> _Records from a dataset_
------------------------------------------------------------------------

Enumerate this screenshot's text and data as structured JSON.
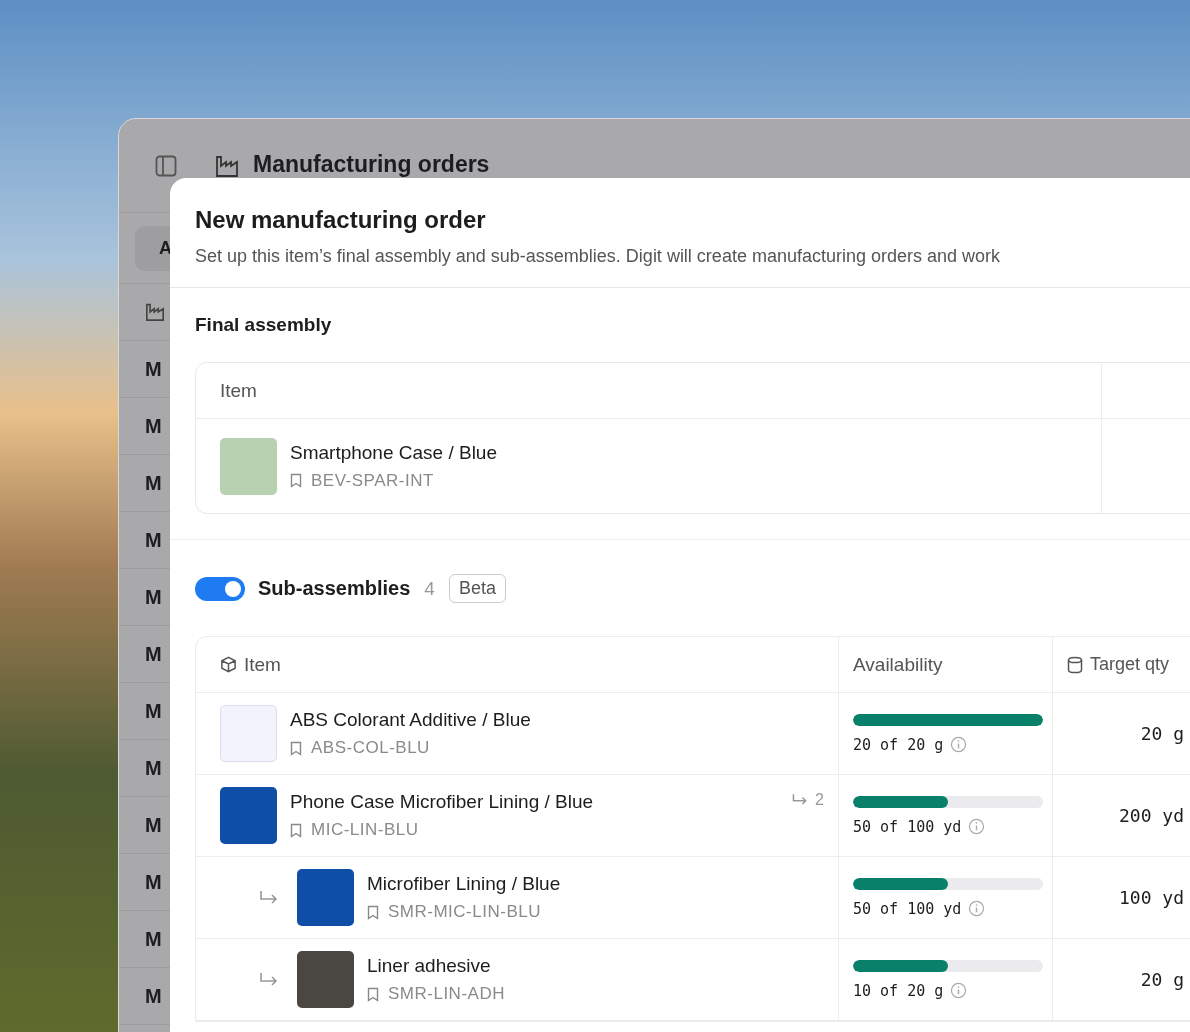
{
  "app_window": {
    "title": "Manufacturing orders",
    "filter_chip": "A",
    "list_rows": [
      "M",
      "M",
      "M",
      "M",
      "M",
      "M",
      "M",
      "M",
      "M",
      "M",
      "M",
      "M"
    ]
  },
  "dialog": {
    "title": "New manufacturing order",
    "description": "Set up this item’s final assembly and sub-assemblies. Digit will create manufacturing orders and work",
    "final_assembly": {
      "heading": "Final assembly",
      "columns": [
        "Item"
      ],
      "item": {
        "name": "Smartphone Case / Blue",
        "sku": "BEV-SPAR-INT"
      }
    },
    "sub_assemblies": {
      "enabled": true,
      "label": "Sub-assemblies",
      "count": "4",
      "badge": "Beta",
      "columns": [
        "Item",
        "Availability",
        "Target qty"
      ],
      "rows": [
        {
          "name": "ABS Colorant Additive / Blue",
          "sku": "ABS-COL-BLU",
          "level": 1,
          "reading": "20 of 20 g",
          "target_qty": "20 g"
        },
        {
          "name": "Phone Case Microfiber Lining / Blue",
          "sku": "MIC-LIN-BLU",
          "child_count": "2",
          "level": 0.5,
          "reading": "50 of 100 yd",
          "target_qty": "200 yd",
          "children": [
            {
              "name": "Microfiber Lining / Blue",
              "sku": "SMR-MIC-LIN-BLU",
              "level": 0.5,
              "reading": "50 of 100 yd",
              "target_qty": "100 yd"
            },
            {
              "name": "Liner adhesive",
              "sku": "SMR-LIN-ADH",
              "level": 0.5,
              "reading": "10 of 20 g",
              "target_qty": "20 g"
            }
          ]
        }
      ]
    }
  }
}
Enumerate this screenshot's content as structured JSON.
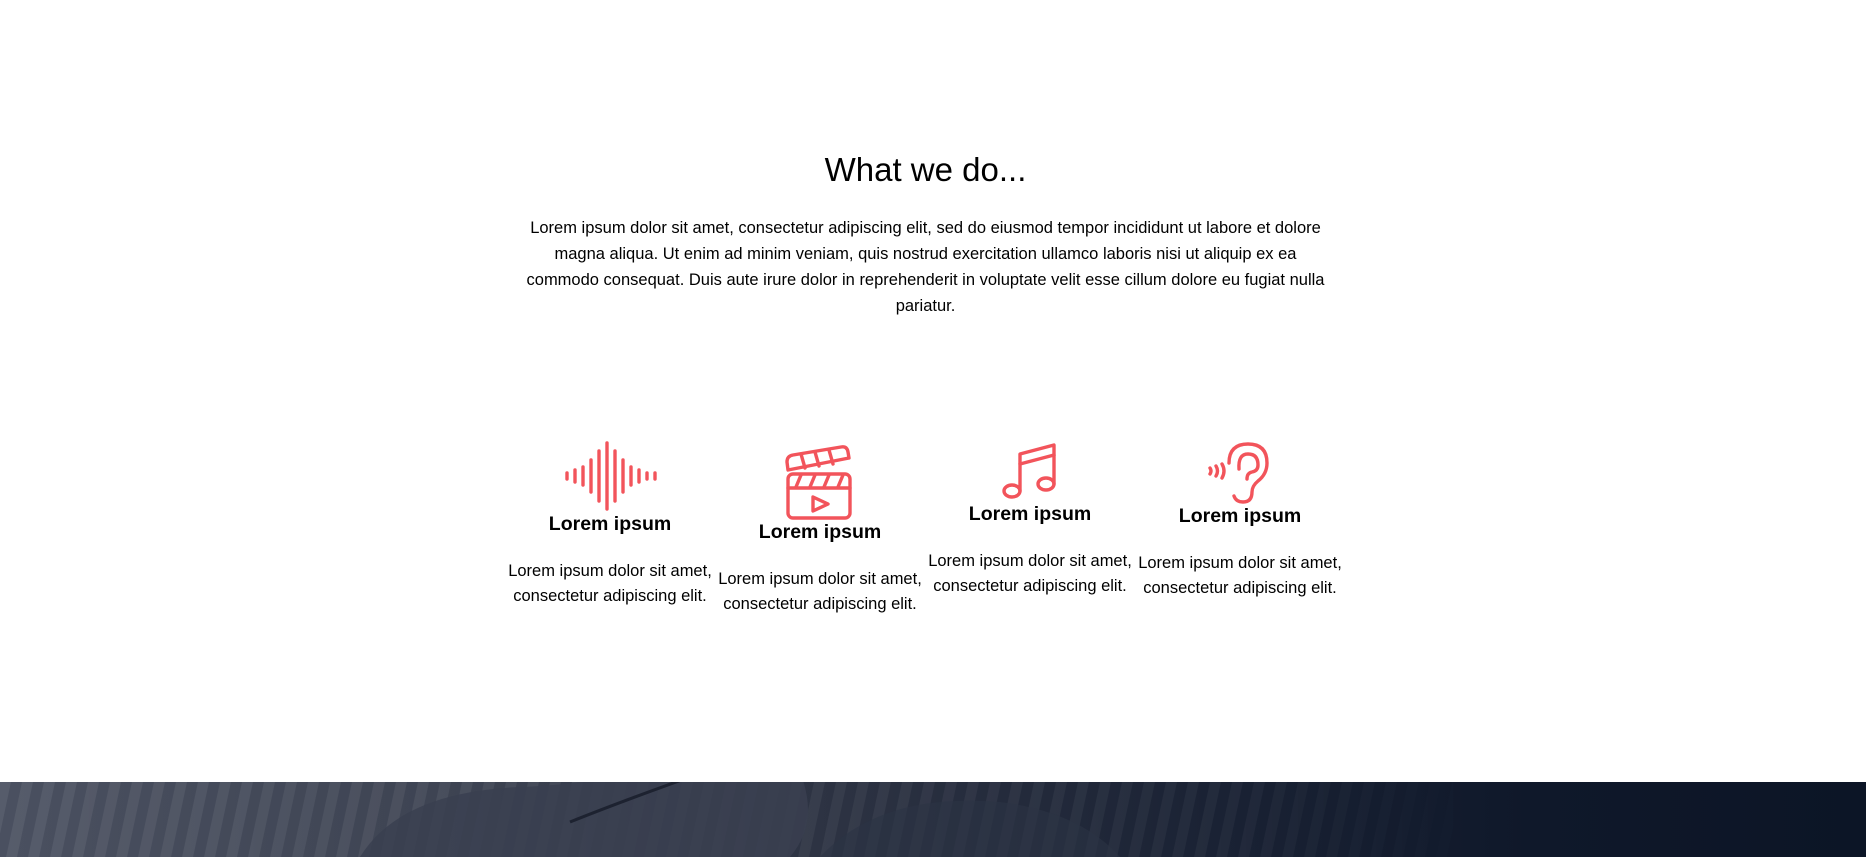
{
  "section": {
    "title": "What we do...",
    "intro": "Lorem ipsum dolor sit amet, consectetur adipiscing elit, sed do eiusmod tempor incididunt ut labore et dolore magna aliqua. Ut enim ad minim veniam, quis nostrud exercitation ullamco laboris nisi ut aliquip ex ea commodo consequat. Duis aute irure dolor in reprehenderit in voluptate velit esse cillum dolore eu fugiat nulla pariatur."
  },
  "accent_color": "#f2545b",
  "services": [
    {
      "icon": "sound-wave-icon",
      "title": "Lorem ipsum",
      "description": "Lorem ipsum dolor sit amet, consectetur adipiscing elit."
    },
    {
      "icon": "clapperboard-icon",
      "title": "Lorem ipsum",
      "description": "Lorem ipsum dolor sit amet, consectetur adipiscing elit."
    },
    {
      "icon": "music-note-icon",
      "title": "Lorem ipsum",
      "description": "Lorem ipsum dolor sit amet, consectetur adipiscing elit."
    },
    {
      "icon": "ear-icon",
      "title": "Lorem ipsum",
      "description": "Lorem ipsum dolor sit amet, consectetur adipiscing elit."
    }
  ]
}
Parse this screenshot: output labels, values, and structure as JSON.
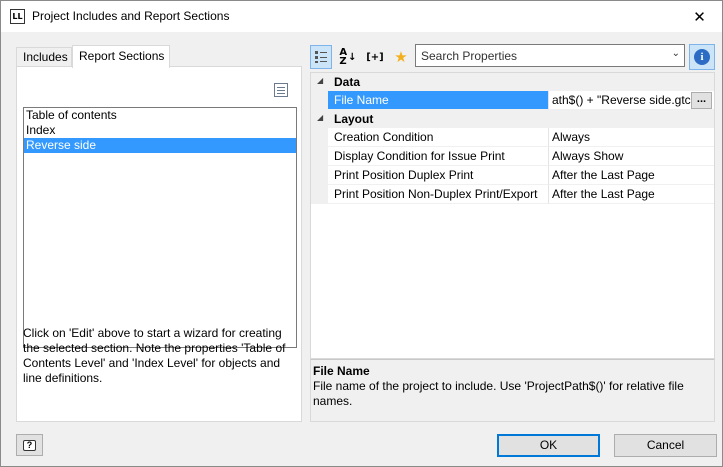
{
  "window": {
    "app_icon_text": "LL",
    "title": "Project Includes and Report Sections",
    "close_glyph": "✕"
  },
  "left": {
    "tabs": [
      {
        "label": "Includes",
        "active": false
      },
      {
        "label": "Report Sections",
        "active": true
      }
    ],
    "list_items": [
      {
        "label": "Table of contents",
        "selected": false
      },
      {
        "label": "Index",
        "selected": false
      },
      {
        "label": "Reverse side",
        "selected": true
      }
    ],
    "help_text": "Click on 'Edit' above to start a wizard for creating the selected section. Note the properties 'Table of Contents Level' and 'Index Level' for objects and line definitions."
  },
  "toolbar": {
    "sort_glyph_top": "A",
    "sort_glyph_bottom": "Z",
    "expand_glyph": "[+]",
    "favorite_glyph": "★",
    "search_placeholder": "Search Properties",
    "dropdown_glyph": "⌄",
    "info_glyph": "i"
  },
  "properties": {
    "categories": [
      {
        "label": "Data",
        "arrow": "◢",
        "rows": [
          {
            "name": "File Name",
            "value": "ath$() + \"Reverse side.gtc\"",
            "selected": true,
            "button": "..."
          }
        ]
      },
      {
        "label": "Layout",
        "arrow": "◢",
        "rows": [
          {
            "name": "Creation Condition",
            "value": "Always"
          },
          {
            "name": "Display Condition for Issue Print",
            "value": "Always Show"
          },
          {
            "name": "Print Position Duplex Print",
            "value": "After the Last Page"
          },
          {
            "name": "Print Position Non-Duplex Print/Export",
            "value": "After the Last Page"
          }
        ]
      }
    ]
  },
  "description": {
    "title": "File Name",
    "text": "File name of the project to include. Use 'ProjectPath$()' for relative file names."
  },
  "footer": {
    "help_glyph": "?",
    "ok_label": "OK",
    "cancel_label": "Cancel"
  }
}
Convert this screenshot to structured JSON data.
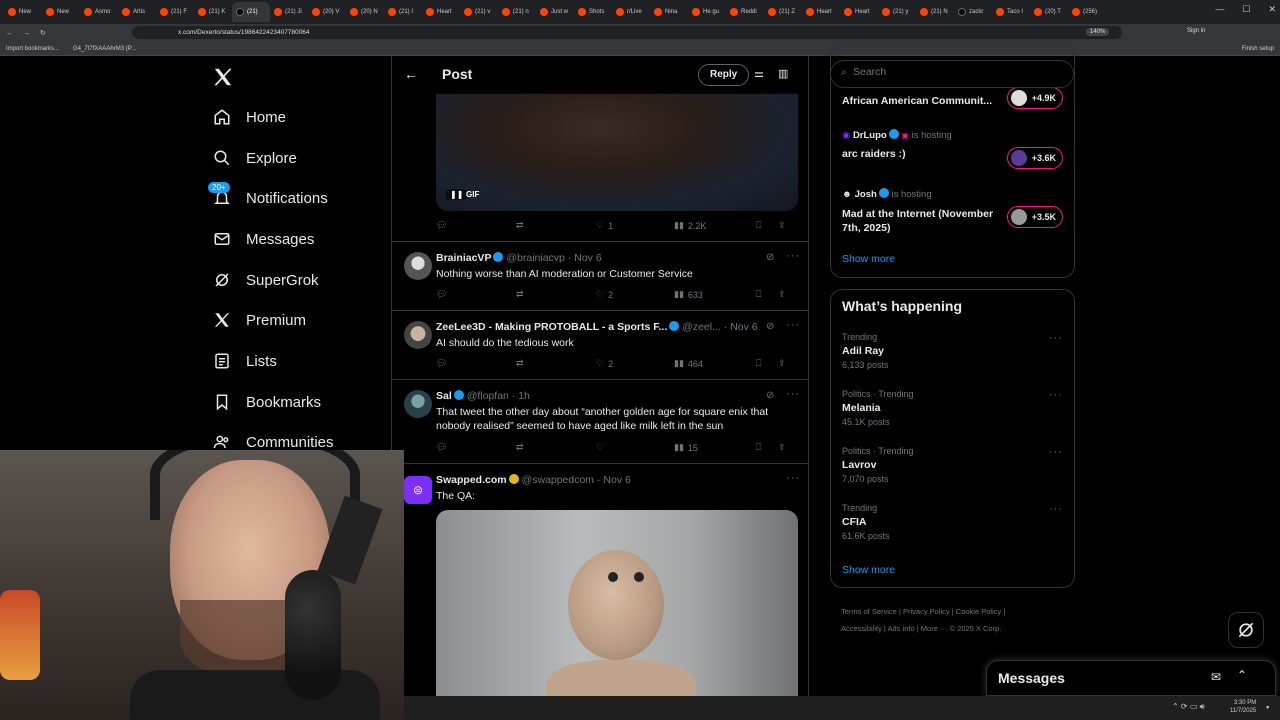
{
  "browser": {
    "tabs": [
      "New",
      "New",
      "Asmo",
      "Artis",
      "(21) F",
      "(21) K",
      "(21)",
      "(21) Ji",
      "(20) V",
      "(20) N",
      "(21) I",
      "Heart",
      "(21) v",
      "(21) n",
      "Just w",
      "Shots",
      "r/Live",
      "Nina",
      "He gu",
      "Reddi",
      "(21) Z",
      "Heart",
      "Heart",
      "(21) y",
      "(21) N",
      "zackr",
      "Taco I",
      "(20) T",
      "(256)"
    ],
    "url": "x.com/Dexerto/status/1986422423407780064",
    "zoom": "140%",
    "signin": "Sign in",
    "bookmarks": [
      "Import bookmarks...",
      "G4_7t7fXAAAhrM3 (P..."
    ],
    "finish_setup": "Finish setup"
  },
  "nav": {
    "items": [
      {
        "label": "Home",
        "icon": "home-icon"
      },
      {
        "label": "Explore",
        "icon": "search-icon"
      },
      {
        "label": "Notifications",
        "icon": "bell-icon",
        "badge": "20+"
      },
      {
        "label": "Messages",
        "icon": "mail-icon"
      },
      {
        "label": "SuperGrok",
        "icon": "grok-icon"
      },
      {
        "label": "Premium",
        "icon": "x-logo-icon"
      },
      {
        "label": "Lists",
        "icon": "list-icon"
      },
      {
        "label": "Bookmarks",
        "icon": "bookmark-icon"
      },
      {
        "label": "Communities",
        "icon": "people-icon"
      }
    ]
  },
  "header": {
    "title": "Post",
    "reply": "Reply"
  },
  "gif_tweet": {
    "gif_label": "GIF",
    "likes": "1",
    "views": "2.2K"
  },
  "tweets": [
    {
      "name": "BrainiacVP",
      "handle": "@brainiacvp",
      "time": "· Nov 6",
      "text": "Nothing worse than AI moderation or Customer Service",
      "likes": "2",
      "views": "633"
    },
    {
      "name": "ZeeLee3D - Making PROTOBALL - a Sports F...",
      "handle": "@zeel...",
      "time": "· Nov 6",
      "text": "AI should do the tedious work",
      "likes": "2",
      "views": "464"
    },
    {
      "name": "Sal",
      "handle": "@flopfan",
      "time": "· 1h",
      "text": "That tweet the other day about “another golden age for square enix that nobody realised” seemed to have aged like milk left in the sun",
      "likes": "",
      "views": "15"
    },
    {
      "name": "Swapped.com",
      "handle": "@swappedcom",
      "time": "· Nov 6",
      "text": "The QA:",
      "likes": "",
      "views": ""
    }
  ],
  "search": {
    "placeholder": "Search"
  },
  "spaces": {
    "top_title": "African American Communit...",
    "top_count": "+4.9K",
    "items": [
      {
        "host": "DrLupo",
        "hosting": "is hosting",
        "title": "arc raiders :)",
        "count": "+3.6K"
      },
      {
        "host": "Josh",
        "hosting": "is hosting",
        "title": "Mad at the Internet (November 7th, 2025)",
        "count": "+3.5K"
      }
    ],
    "show_more": "Show more"
  },
  "happening": {
    "title": "What’s happening",
    "trends": [
      {
        "context": "Trending",
        "name": "Adil Ray",
        "posts": "6,133 posts"
      },
      {
        "context": "Politics · Trending",
        "name": "Melania",
        "posts": "45.1K posts"
      },
      {
        "context": "Politics · Trending",
        "name": "Lavrov",
        "posts": "7,070 posts"
      },
      {
        "context": "Trending",
        "name": "CFIA",
        "posts": "61.6K posts"
      }
    ],
    "show_more": "Show more"
  },
  "footer": {
    "links": [
      "Terms of Service",
      "Privacy Policy",
      "Cookie Policy",
      "Accessibility",
      "Ads info",
      "More ···",
      "© 2025 X Corp."
    ]
  },
  "messages_dock": {
    "title": "Messages"
  },
  "clock": {
    "time": "3:30 PM",
    "date": "11/7/2025"
  }
}
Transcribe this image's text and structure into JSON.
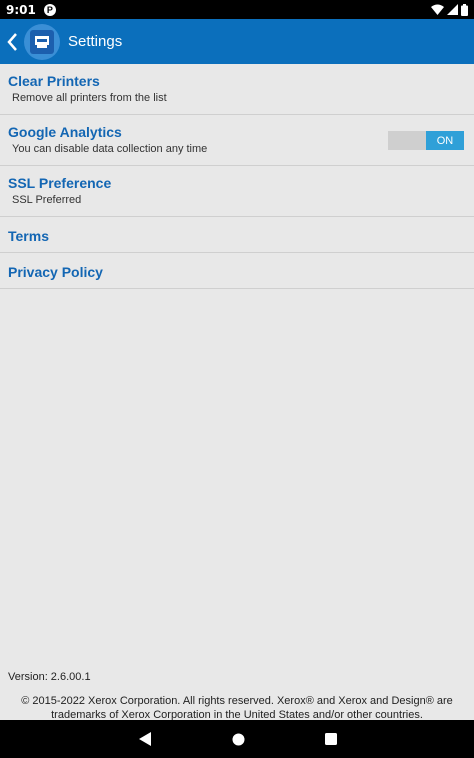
{
  "status_bar": {
    "time": "9:01",
    "notification": "P"
  },
  "app_bar": {
    "title": "Settings"
  },
  "settings": {
    "clear_printers": {
      "title": "Clear Printers",
      "subtitle": "Remove all printers from the list"
    },
    "google_analytics": {
      "title": "Google Analytics",
      "subtitle": "You can disable data collection any time",
      "toggle_label": "ON"
    },
    "ssl_preference": {
      "title": "SSL Preference",
      "subtitle": "SSL Preferred"
    },
    "terms": {
      "title": "Terms"
    },
    "privacy_policy": {
      "title": "Privacy Policy"
    }
  },
  "footer": {
    "version": "Version: 2.6.00.1",
    "copyright": "© 2015-2022 Xerox Corporation. All rights reserved. Xerox® and Xerox and Design® are trademarks of Xerox Corporation in the United States and/or other countries."
  },
  "colors": {
    "app_bar": "#0b6fbc",
    "accent_text": "#1366b3",
    "toggle_on": "#2fa0d8",
    "background": "#e8e8e8"
  }
}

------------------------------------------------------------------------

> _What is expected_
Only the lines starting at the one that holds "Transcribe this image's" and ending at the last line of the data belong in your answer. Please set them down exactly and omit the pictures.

> _Solution below_
Transcribe this image's text and structure into JSON.
{
  "status_bar": {
    "time": "9:01",
    "notification": "P"
  },
  "app_bar": {
    "title": "Settings"
  },
  "settings": {
    "clear_printers": {
      "title": "Clear Printers",
      "subtitle": "Remove all printers from the list"
    },
    "google_analytics": {
      "title": "Google Analytics",
      "subtitle": "You can disable data collection any time",
      "toggle_label": "ON"
    },
    "ssl_preference": {
      "title": "SSL Preference",
      "subtitle": "SSL Preferred"
    },
    "terms": {
      "title": "Terms"
    },
    "privacy_policy": {
      "title": "Privacy Policy"
    }
  },
  "footer": {
    "version": "Version: 2.6.00.1",
    "copyright": "© 2015-2022 Xerox Corporation. All rights reserved. Xerox® and Xerox and Design® are trademarks of Xerox Corporation in the United States and/or other countries."
  },
  "colors": {
    "app_bar": "#0b6fbc",
    "accent_text": "#1366b3",
    "toggle_on": "#2fa0d8",
    "background": "#e8e8e8"
  }
}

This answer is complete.